Stored entries:
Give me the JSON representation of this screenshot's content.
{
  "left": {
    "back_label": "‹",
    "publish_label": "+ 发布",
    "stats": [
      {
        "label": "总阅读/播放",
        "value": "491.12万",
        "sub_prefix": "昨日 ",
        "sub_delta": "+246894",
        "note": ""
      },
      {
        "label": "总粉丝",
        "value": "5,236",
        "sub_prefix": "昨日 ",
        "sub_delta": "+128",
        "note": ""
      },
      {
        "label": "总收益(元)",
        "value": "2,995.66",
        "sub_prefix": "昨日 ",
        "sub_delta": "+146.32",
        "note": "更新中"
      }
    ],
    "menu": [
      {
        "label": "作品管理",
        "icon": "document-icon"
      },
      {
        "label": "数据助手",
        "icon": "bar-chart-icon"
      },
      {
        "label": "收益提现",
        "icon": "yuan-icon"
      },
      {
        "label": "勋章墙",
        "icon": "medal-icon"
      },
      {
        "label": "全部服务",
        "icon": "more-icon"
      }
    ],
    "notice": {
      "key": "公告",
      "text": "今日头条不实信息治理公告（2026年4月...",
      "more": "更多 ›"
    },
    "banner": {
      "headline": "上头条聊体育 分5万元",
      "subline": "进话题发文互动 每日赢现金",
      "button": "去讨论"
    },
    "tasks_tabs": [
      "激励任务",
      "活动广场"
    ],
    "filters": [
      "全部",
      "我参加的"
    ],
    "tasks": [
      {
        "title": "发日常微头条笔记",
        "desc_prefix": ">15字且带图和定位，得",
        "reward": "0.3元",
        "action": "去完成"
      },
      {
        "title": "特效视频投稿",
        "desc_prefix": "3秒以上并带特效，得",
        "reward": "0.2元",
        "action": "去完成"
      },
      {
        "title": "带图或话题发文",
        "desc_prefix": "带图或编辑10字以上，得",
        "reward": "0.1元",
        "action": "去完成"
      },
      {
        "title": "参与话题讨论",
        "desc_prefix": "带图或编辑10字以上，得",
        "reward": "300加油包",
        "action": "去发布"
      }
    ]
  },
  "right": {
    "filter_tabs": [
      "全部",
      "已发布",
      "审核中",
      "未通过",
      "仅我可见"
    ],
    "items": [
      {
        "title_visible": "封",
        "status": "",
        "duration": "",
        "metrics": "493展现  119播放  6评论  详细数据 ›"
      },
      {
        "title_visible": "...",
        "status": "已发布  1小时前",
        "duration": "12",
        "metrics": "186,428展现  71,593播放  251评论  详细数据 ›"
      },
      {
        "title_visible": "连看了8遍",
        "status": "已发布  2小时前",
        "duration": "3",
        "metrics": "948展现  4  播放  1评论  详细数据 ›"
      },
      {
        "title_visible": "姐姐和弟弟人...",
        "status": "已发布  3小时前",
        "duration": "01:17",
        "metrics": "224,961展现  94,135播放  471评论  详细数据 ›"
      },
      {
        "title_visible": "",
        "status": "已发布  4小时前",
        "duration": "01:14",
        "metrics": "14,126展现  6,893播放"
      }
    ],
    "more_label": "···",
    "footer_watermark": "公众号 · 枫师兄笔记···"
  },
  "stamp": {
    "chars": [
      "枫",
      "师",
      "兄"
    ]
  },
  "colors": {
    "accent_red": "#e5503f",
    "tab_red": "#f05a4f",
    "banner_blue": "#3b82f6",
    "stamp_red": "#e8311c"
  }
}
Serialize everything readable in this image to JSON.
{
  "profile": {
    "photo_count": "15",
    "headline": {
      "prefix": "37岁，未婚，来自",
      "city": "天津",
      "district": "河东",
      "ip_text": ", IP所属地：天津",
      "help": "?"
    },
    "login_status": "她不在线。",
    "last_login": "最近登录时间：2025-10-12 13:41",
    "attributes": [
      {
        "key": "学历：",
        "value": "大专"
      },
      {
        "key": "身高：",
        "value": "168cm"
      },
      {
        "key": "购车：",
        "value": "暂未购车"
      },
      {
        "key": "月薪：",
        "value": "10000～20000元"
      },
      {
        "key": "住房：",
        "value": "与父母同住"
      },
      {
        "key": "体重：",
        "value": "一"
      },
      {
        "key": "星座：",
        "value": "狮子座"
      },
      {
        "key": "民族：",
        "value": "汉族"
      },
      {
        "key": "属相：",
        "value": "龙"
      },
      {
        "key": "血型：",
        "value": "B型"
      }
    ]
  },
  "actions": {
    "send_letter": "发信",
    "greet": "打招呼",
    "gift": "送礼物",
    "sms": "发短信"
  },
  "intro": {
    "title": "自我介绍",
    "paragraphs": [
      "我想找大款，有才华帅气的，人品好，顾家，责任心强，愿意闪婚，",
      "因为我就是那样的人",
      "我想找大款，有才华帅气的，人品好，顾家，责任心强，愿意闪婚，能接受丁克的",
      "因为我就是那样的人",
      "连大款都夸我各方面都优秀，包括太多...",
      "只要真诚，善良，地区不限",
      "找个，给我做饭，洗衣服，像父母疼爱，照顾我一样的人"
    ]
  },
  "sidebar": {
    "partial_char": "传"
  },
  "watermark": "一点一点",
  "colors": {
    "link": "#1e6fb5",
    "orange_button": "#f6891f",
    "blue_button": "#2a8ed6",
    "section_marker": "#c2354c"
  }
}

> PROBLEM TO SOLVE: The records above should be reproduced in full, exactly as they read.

> EXPECTED OUTPUT:
Give me the JSON representation of this screenshot's content.
{
  "left": {
    "back_label": "‹",
    "publish_label": "+ 发布",
    "stats": [
      {
        "label": "总阅读/播放",
        "value": "491.12万",
        "sub_prefix": "昨日 ",
        "sub_delta": "+246894",
        "note": ""
      },
      {
        "label": "总粉丝",
        "value": "5,236",
        "sub_prefix": "昨日 ",
        "sub_delta": "+128",
        "note": ""
      },
      {
        "label": "总收益(元)",
        "value": "2,995.66",
        "sub_prefix": "昨日 ",
        "sub_delta": "+146.32",
        "note": "更新中"
      }
    ],
    "menu": [
      {
        "label": "作品管理",
        "icon": "document-icon"
      },
      {
        "label": "数据助手",
        "icon": "bar-chart-icon"
      },
      {
        "label": "收益提现",
        "icon": "yuan-icon"
      },
      {
        "label": "勋章墙",
        "icon": "medal-icon"
      },
      {
        "label": "全部服务",
        "icon": "more-icon"
      }
    ],
    "notice": {
      "key": "公告",
      "text": "今日头条不实信息治理公告（2026年4月...",
      "more": "更多 ›"
    },
    "banner": {
      "headline": "上头条聊体育 分5万元",
      "subline": "进话题发文互动 每日赢现金",
      "button": "去讨论"
    },
    "tasks_tabs": [
      "激励任务",
      "活动广场"
    ],
    "filters": [
      "全部",
      "我参加的"
    ],
    "tasks": [
      {
        "title": "发日常微头条笔记",
        "desc_prefix": ">15字且带图和定位，得",
        "reward": "0.3元",
        "action": "去完成"
      },
      {
        "title": "特效视频投稿",
        "desc_prefix": "3秒以上并带特效，得",
        "reward": "0.2元",
        "action": "去完成"
      },
      {
        "title": "带图或话题发文",
        "desc_prefix": "带图或编辑10字以上，得",
        "reward": "0.1元",
        "action": "去完成"
      },
      {
        "title": "参与话题讨论",
        "desc_prefix": "带图或编辑10字以上，得",
        "reward": "300加油包",
        "action": "去发布"
      }
    ]
  },
  "right": {
    "filter_tabs": [
      "全部",
      "已发布",
      "审核中",
      "未通过",
      "仅我可见"
    ],
    "items": [
      {
        "title_visible": "封",
        "status": "",
        "duration": "",
        "metrics": "493展现  119播放  6评论  详细数据 ›"
      },
      {
        "title_visible": "...",
        "status": "已发布  1小时前",
        "duration": "12",
        "metrics": "186,428展现  71,593播放  251评论  详细数据 ›"
      },
      {
        "title_visible": "连看了8遍",
        "status": "已发布  2小时前",
        "duration": "3",
        "metrics": "948展现  4  播放  1评论  详细数据 ›"
      },
      {
        "title_visible": "姐姐和弟弟人...",
        "status": "已发布  3小时前",
        "duration": "01:17",
        "metrics": "224,961展现  94,135播放  471评论  详细数据 ›"
      },
      {
        "title_visible": "",
        "status": "已发布  4小时前",
        "duration": "01:14",
        "metrics": "14,126展现  6,893播放"
      }
    ],
    "more_label": "···",
    "footer_watermark": "公众号 · 枫师兄笔记···"
  },
  "stamp": {
    "chars": [
      "枫",
      "师",
      "兄"
    ]
  },
  "colors": {
    "accent_red": "#e5503f",
    "tab_red": "#f05a4f",
    "banner_blue": "#3b82f6",
    "stamp_red": "#e8311c"
  }
}
Serialize everything readable in this image to JSON.
{
  "profile": {
    "photo_count": "15",
    "headline": {
      "prefix": "37岁，未婚，来自",
      "city": "天津",
      "district": "河东",
      "ip_text": ", IP所属地：天津",
      "help": "?"
    },
    "login_status": "她不在线。",
    "last_login": "最近登录时间：2025-10-12 13:41",
    "attributes": [
      {
        "key": "学历：",
        "value": "大专"
      },
      {
        "key": "身高：",
        "value": "168cm"
      },
      {
        "key": "购车：",
        "value": "暂未购车"
      },
      {
        "key": "月薪：",
        "value": "10000～20000元"
      },
      {
        "key": "住房：",
        "value": "与父母同住"
      },
      {
        "key": "体重：",
        "value": "一"
      },
      {
        "key": "星座：",
        "value": "狮子座"
      },
      {
        "key": "民族：",
        "value": "汉族"
      },
      {
        "key": "属相：",
        "value": "龙"
      },
      {
        "key": "血型：",
        "value": "B型"
      }
    ]
  },
  "actions": {
    "send_letter": "发信",
    "greet": "打招呼",
    "gift": "送礼物",
    "sms": "发短信"
  },
  "intro": {
    "title": "自我介绍",
    "paragraphs": [
      "我想找大款，有才华帅气的，人品好，顾家，责任心强，愿意闪婚，",
      "因为我就是那样的人",
      "我想找大款，有才华帅气的，人品好，顾家，责任心强，愿意闪婚，能接受丁克的",
      "因为我就是那样的人",
      "连大款都夸我各方面都优秀，包括太多...",
      "只要真诚，善良，地区不限",
      "找个，给我做饭，洗衣服，像父母疼爱，照顾我一样的人"
    ]
  },
  "sidebar": {
    "partial_char": "传"
  },
  "watermark": "一点一点",
  "colors": {
    "link": "#1e6fb5",
    "orange_button": "#f6891f",
    "blue_button": "#2a8ed6",
    "section_marker": "#c2354c"
  }
}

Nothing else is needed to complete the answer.